Google, as one would anticipate, utilizes its WEBP graphics for all goods and services available on the Google Play Store. In rare cases, you may change the URL of a picture to show it in a different format. While this approach may not work on many websites, it may be useful if you need to rapidly compel Google Play Store to convert a picture for you.
Launch Chrome, Microsoft Edge, Safari, or Opera — or any other browser that supports WEBP image viewing. Go to a site that utilizes WEBP graphics to save bandwidth, such as any of the app listings on play.google.com.
Right-click or long-press one of the photos, then choose “Open Image in New Tab.” The WEBP picture is then given its own tab, and the URL at the top of that tab is a direct link to the image asset — all without displaying anything else on the website.
Click the URL bar, then remove the final three characters of the address (the “-rw”) and click “Enter.” The same picture will be presented again, but this time in its original format, which is generally JPEG or PNG. Right-click or long-press the picture, then choose “Save image as.” This saves it in its original format, just like any other file.

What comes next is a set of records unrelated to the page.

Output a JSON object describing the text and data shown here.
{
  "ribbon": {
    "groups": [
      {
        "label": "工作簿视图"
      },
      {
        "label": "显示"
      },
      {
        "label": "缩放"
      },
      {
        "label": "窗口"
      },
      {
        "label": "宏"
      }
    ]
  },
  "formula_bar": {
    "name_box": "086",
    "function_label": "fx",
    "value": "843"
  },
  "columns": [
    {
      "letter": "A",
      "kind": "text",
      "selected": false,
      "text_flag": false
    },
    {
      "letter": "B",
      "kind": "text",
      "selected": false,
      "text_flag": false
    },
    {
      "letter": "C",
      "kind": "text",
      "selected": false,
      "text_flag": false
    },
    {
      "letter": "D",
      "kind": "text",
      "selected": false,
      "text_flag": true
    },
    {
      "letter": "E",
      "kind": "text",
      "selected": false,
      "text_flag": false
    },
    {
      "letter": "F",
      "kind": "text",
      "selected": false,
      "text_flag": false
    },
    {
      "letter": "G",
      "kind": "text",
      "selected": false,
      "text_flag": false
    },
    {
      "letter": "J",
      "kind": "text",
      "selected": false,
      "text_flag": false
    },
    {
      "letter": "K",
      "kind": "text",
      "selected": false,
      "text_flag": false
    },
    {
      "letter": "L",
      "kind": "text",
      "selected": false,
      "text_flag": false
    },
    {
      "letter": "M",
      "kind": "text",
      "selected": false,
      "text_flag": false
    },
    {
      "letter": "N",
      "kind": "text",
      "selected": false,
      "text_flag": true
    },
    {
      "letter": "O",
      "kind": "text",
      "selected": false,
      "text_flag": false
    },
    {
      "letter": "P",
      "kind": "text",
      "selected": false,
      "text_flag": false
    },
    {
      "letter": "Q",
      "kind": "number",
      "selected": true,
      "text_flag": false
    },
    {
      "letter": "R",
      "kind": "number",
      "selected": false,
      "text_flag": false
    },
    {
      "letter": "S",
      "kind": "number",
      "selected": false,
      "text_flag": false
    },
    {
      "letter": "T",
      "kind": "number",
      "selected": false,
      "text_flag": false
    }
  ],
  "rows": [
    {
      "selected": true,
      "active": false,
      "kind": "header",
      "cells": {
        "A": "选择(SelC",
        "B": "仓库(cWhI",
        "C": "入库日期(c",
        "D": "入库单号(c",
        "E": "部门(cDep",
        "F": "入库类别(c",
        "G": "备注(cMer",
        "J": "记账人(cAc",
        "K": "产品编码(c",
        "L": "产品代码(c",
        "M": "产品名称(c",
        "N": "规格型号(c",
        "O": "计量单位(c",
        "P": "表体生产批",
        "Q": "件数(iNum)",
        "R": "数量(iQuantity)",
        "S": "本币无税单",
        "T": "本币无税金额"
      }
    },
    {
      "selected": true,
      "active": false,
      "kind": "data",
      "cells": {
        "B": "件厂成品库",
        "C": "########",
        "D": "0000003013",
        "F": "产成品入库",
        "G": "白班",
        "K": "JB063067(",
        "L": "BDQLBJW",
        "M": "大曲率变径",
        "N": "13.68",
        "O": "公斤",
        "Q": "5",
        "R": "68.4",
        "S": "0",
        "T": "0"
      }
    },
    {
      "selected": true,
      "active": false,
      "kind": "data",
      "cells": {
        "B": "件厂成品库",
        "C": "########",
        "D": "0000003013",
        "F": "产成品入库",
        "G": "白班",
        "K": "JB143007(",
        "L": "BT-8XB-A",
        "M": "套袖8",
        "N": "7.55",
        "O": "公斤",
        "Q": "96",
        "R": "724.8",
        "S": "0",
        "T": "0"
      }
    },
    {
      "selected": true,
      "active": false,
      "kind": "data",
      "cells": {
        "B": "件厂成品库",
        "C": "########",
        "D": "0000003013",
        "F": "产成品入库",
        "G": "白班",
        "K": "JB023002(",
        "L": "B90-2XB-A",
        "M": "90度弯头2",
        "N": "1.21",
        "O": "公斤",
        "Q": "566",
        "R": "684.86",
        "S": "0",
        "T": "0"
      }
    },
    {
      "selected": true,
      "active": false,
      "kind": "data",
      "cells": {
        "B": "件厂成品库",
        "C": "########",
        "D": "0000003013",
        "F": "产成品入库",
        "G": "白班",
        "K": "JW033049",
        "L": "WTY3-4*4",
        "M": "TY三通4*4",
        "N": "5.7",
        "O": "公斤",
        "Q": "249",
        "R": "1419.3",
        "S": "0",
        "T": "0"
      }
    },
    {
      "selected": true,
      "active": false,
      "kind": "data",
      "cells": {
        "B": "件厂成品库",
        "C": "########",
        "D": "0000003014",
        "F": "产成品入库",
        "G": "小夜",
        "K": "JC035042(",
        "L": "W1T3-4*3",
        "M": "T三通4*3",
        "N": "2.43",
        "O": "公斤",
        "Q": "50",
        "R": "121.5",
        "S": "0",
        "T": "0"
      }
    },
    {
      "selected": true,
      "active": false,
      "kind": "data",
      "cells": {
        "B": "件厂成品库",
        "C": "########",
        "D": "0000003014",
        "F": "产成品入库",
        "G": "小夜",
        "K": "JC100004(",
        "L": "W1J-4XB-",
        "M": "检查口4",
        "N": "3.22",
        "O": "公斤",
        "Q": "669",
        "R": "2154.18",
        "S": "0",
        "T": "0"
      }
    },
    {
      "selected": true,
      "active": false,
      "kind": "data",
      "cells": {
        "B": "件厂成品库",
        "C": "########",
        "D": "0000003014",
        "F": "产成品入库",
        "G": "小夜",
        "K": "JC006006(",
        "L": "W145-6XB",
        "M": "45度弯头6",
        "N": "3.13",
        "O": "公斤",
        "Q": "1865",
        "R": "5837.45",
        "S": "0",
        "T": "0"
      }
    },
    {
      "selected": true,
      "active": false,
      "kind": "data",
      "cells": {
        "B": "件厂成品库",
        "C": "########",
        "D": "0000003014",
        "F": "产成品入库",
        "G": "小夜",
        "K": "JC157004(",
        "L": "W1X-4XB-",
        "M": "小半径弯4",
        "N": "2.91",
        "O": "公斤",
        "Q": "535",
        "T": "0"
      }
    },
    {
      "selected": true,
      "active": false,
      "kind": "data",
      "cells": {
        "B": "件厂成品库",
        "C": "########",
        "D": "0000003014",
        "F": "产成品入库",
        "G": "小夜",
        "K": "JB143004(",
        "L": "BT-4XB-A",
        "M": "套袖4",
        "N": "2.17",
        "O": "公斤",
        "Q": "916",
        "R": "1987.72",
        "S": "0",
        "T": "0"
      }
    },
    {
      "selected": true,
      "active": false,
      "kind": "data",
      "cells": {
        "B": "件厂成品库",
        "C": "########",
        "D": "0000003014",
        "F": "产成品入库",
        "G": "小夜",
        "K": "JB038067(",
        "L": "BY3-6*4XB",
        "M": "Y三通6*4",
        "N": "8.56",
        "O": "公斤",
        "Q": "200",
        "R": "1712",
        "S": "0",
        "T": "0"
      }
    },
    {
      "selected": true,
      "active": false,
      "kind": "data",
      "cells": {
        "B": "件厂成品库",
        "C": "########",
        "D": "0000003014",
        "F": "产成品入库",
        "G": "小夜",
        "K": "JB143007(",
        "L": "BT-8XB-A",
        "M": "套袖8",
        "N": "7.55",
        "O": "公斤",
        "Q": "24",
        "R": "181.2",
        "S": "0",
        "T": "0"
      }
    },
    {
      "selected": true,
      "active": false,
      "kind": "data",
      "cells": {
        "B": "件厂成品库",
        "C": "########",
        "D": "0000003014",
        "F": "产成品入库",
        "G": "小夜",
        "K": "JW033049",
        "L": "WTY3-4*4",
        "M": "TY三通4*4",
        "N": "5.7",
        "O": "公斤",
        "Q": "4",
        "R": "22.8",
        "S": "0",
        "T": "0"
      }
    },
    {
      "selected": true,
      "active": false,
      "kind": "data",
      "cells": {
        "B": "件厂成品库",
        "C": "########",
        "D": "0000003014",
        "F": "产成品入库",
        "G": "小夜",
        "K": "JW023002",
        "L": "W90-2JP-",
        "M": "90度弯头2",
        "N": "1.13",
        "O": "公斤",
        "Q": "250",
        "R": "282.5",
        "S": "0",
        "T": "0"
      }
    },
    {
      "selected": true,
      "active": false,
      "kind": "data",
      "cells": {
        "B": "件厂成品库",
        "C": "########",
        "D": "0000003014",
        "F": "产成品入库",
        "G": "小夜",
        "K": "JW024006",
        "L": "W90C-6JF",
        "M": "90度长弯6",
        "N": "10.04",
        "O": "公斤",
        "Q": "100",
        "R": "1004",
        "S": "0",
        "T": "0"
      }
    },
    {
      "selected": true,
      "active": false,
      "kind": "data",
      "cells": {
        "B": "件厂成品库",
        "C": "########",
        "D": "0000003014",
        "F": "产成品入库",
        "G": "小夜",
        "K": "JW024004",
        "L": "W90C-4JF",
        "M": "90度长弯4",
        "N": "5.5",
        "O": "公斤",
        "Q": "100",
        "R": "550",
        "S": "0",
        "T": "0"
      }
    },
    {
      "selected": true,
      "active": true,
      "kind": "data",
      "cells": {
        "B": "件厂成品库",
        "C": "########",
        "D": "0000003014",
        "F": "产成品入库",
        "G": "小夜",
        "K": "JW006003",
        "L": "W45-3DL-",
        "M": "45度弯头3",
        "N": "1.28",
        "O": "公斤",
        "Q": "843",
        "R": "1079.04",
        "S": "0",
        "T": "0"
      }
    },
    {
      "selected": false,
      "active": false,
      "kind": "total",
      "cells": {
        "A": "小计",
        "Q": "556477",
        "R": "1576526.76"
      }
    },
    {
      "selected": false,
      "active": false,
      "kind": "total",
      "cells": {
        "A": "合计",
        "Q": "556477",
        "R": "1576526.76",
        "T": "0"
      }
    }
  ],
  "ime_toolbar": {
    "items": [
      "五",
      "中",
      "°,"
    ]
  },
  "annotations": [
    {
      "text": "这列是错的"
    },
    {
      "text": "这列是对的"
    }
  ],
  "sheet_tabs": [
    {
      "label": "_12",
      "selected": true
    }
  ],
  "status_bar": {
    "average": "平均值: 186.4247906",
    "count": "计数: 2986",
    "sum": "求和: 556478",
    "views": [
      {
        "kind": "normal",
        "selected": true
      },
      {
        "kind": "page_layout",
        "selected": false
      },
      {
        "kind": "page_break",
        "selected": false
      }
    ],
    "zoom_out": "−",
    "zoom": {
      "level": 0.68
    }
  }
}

“Isn’t there a simpler way to accomplish this?” you may question. There is — as with other browser-related issues, the answer is a browser extension. There are many of extensions available that can automatically convert WEBP files to any other picture format you choose, but you should generally avoid using them. Browser extensions are a privacy nightmare, and you should avoid using them whenever possible.